MATERIAL SUPPLIED: Begin

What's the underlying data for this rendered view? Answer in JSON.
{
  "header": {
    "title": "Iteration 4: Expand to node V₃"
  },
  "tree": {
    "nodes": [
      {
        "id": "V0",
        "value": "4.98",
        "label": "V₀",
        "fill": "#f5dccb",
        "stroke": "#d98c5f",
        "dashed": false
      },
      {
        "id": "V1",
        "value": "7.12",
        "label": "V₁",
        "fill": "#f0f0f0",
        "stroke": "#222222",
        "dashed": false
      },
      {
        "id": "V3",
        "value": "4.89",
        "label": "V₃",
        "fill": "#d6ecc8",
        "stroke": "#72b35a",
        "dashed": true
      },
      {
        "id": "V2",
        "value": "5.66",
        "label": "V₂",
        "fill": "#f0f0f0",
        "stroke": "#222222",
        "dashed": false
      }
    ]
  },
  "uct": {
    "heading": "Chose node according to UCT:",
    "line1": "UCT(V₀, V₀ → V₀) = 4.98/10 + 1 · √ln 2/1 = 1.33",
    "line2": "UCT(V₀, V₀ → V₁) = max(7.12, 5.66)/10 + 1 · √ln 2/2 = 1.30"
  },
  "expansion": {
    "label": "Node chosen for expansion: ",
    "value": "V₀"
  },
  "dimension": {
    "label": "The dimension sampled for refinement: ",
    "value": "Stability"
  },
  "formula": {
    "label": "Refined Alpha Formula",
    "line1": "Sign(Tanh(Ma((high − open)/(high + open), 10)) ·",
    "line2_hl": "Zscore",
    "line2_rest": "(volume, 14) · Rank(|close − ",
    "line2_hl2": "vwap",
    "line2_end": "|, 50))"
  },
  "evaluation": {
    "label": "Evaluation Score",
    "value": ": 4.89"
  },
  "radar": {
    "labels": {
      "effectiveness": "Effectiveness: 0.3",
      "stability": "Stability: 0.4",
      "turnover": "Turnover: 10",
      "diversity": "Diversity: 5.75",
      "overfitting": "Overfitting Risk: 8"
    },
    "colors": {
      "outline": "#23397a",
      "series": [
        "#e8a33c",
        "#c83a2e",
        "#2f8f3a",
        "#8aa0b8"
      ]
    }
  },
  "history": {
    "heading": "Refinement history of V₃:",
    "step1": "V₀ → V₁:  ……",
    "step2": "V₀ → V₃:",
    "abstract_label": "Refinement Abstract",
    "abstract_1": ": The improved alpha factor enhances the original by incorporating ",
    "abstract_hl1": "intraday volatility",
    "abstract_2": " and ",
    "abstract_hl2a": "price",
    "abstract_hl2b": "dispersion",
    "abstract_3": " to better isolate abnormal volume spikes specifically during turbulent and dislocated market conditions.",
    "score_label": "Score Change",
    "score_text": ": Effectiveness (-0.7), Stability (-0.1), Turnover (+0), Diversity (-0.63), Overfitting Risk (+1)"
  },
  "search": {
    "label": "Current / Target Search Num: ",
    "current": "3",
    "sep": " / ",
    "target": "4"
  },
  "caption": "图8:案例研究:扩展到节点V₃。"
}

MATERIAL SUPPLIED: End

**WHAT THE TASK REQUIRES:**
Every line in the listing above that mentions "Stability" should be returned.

**FINAL ANSWER:**
    "value": "Stability"
      "stability": "Stability: 0.4",
    "score_text": ": Effectiveness (-0.7), Stability (-0.1), Turnover (+0), Diversity (-0.63), Overfitting Risk (+1)"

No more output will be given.